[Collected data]
*** Block opens ***
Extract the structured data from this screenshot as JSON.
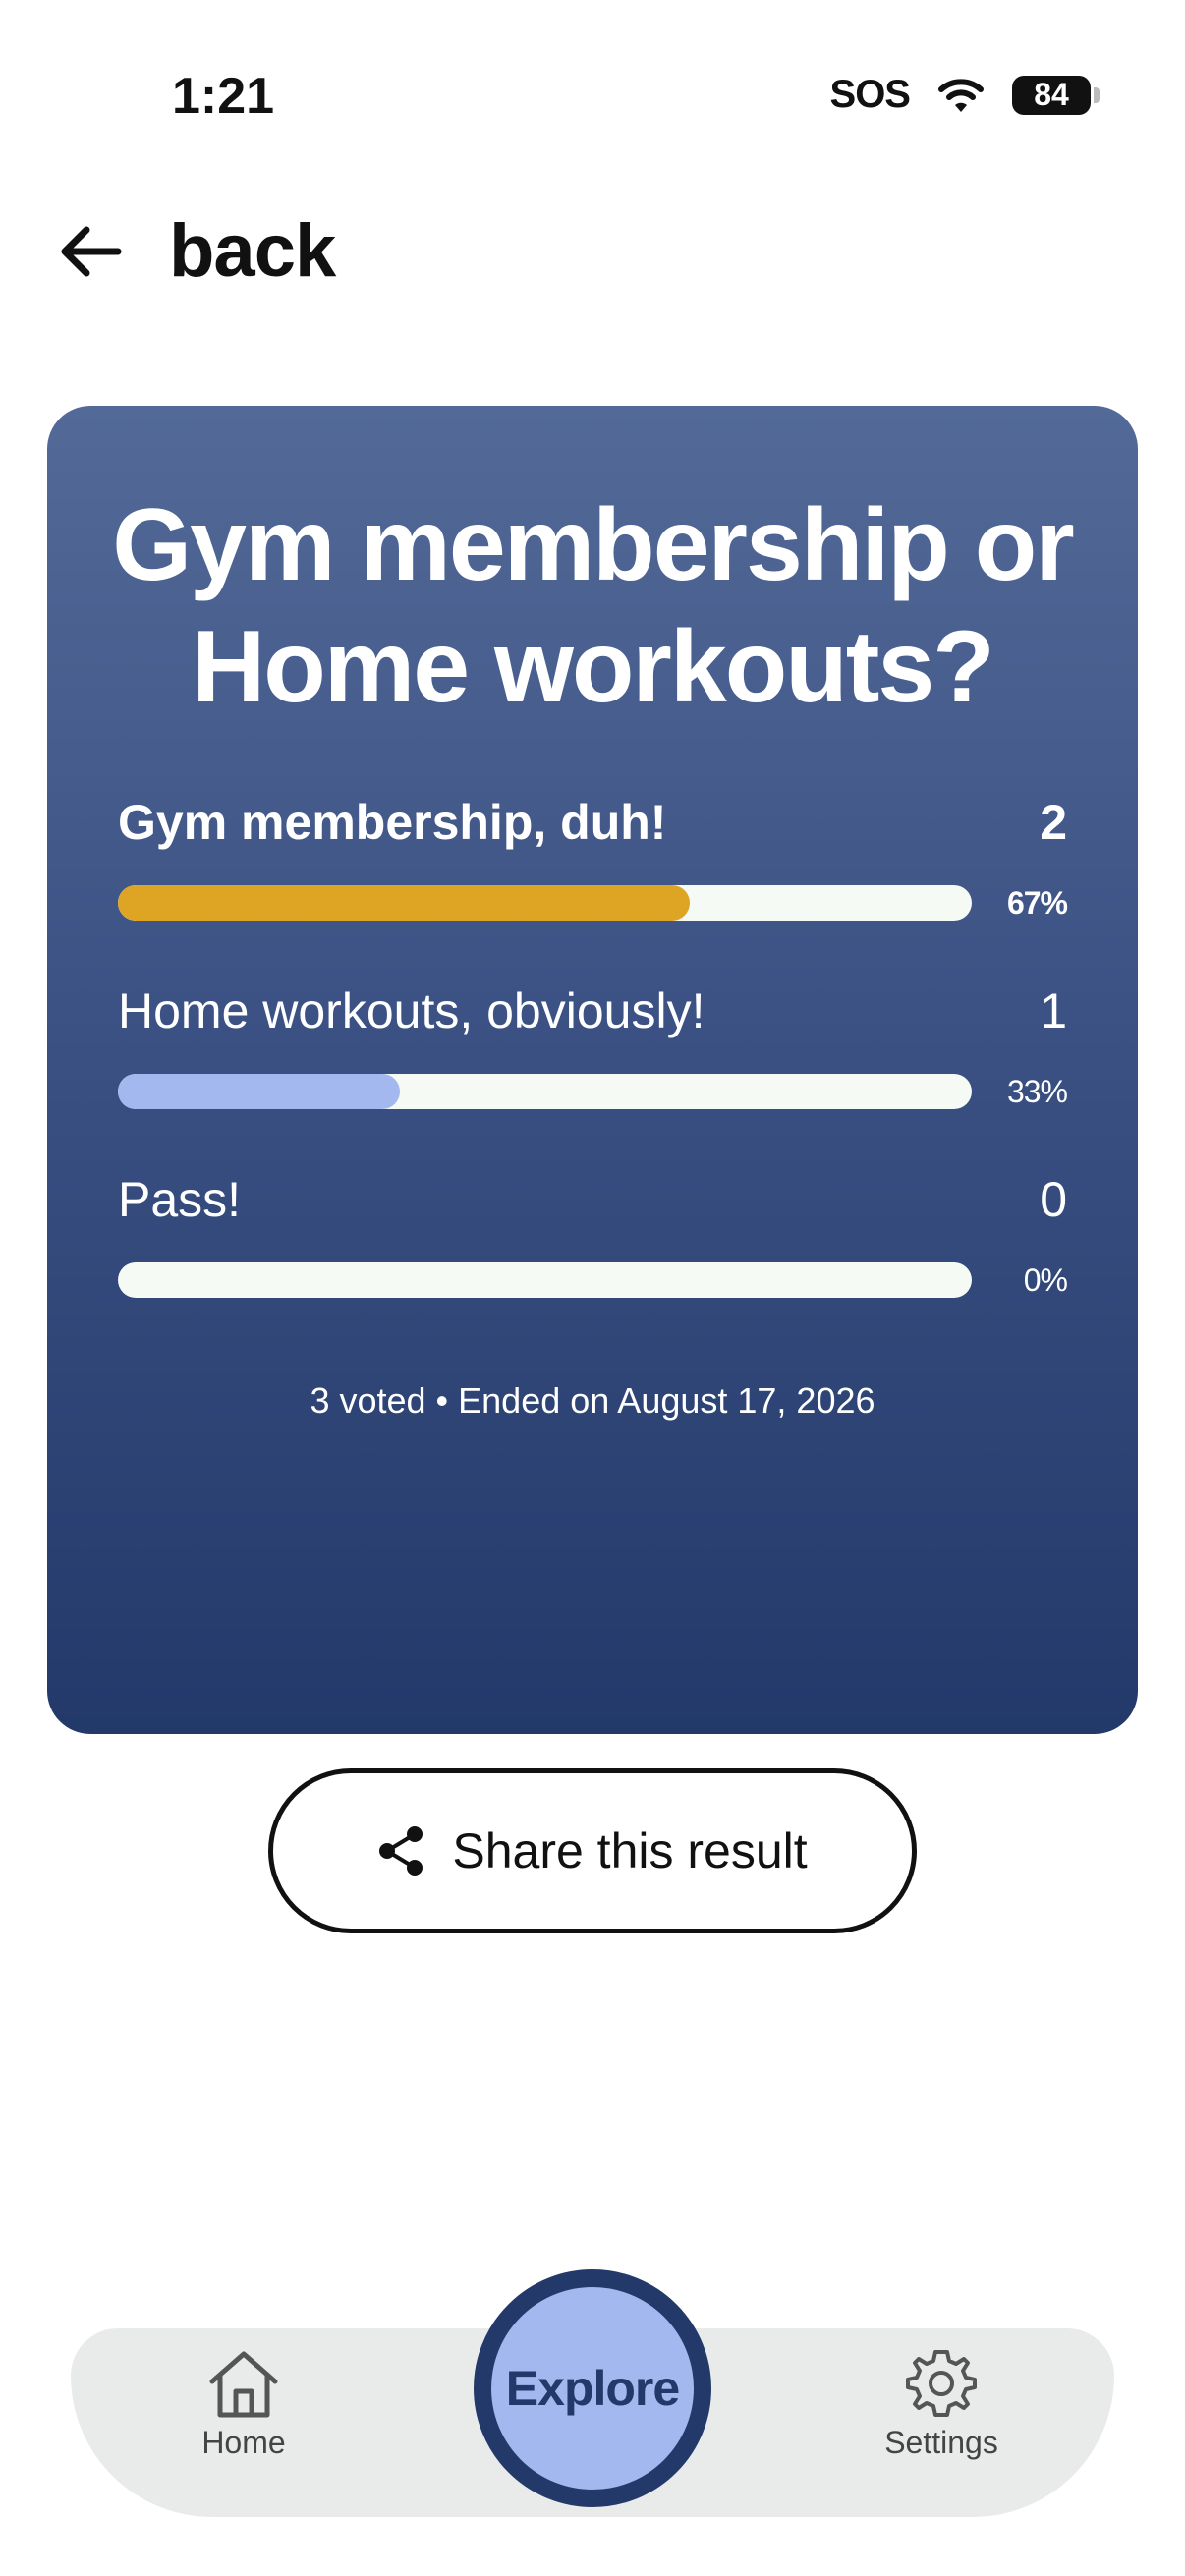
{
  "status_bar": {
    "time": "1:21",
    "sos": "SOS",
    "battery": "84"
  },
  "header": {
    "back_label": "back"
  },
  "poll": {
    "question": "Gym membership or Home workouts?",
    "options": [
      {
        "label": "Gym membership, duh!",
        "count": "2",
        "percent": "67%",
        "fraction": 0.67,
        "color": "#dea424",
        "bold": true
      },
      {
        "label": "Home workouts, obviously!",
        "count": "1",
        "percent": "33%",
        "fraction": 0.33,
        "color": "#a3b8ef",
        "bold": false
      },
      {
        "label": "Pass!",
        "count": "0",
        "percent": "0%",
        "fraction": 0,
        "color": "#a3b8ef",
        "bold": false
      }
    ],
    "meta": "3 voted • Ended on August 17, 2026"
  },
  "share": {
    "label": "Share this result"
  },
  "nav": {
    "home_label": "Home",
    "explore_label": "Explore",
    "settings_label": "Settings"
  },
  "colors": {
    "card_top": "#536a98",
    "card_bottom": "#22396a",
    "accent_gold": "#dea424",
    "accent_blue": "#a3b8ef",
    "navy": "#22396a"
  }
}
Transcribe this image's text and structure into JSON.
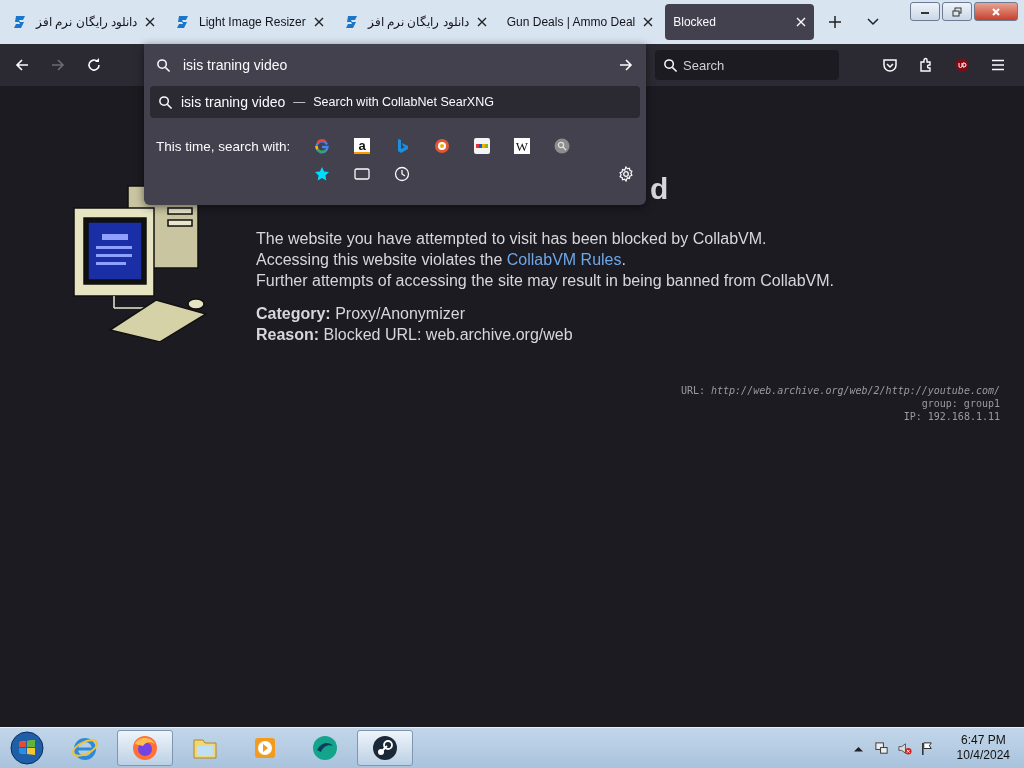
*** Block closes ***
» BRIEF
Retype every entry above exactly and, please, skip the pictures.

» EXERCISE RESULT
Extract the structured data from this screenshot as JSON.
{
  "status_bar": {
    "time": "1:21",
    "sos": "SOS",
    "battery": "84"
  },
  "header": {
    "back_label": "back"
  },
  "poll": {
    "question": "Gym membership or Home workouts?",
    "options": [
      {
        "label": "Gym membership, duh!",
        "count": "2",
        "percent": "67%",
        "fraction": 0.67,
        "color": "#dea424",
        "bold": true
      },
      {
        "label": "Home workouts, obviously!",
        "count": "1",
        "percent": "33%",
        "fraction": 0.33,
        "color": "#a3b8ef",
        "bold": false
      },
      {
        "label": "Pass!",
        "count": "0",
        "percent": "0%",
        "fraction": 0,
        "color": "#a3b8ef",
        "bold": false
      }
    ],
    "meta": "3 voted • Ended on August 17, 2026"
  },
  "share": {
    "label": "Share this result"
  },
  "nav": {
    "home_label": "Home",
    "explore_label": "Explore",
    "settings_label": "Settings"
  },
  "colors": {
    "card_top": "#536a98",
    "card_bottom": "#22396a",
    "accent_gold": "#dea424",
    "accent_blue": "#a3b8ef",
    "navy": "#22396a"
  }
}
Transcribe this image's text and structure into JSON.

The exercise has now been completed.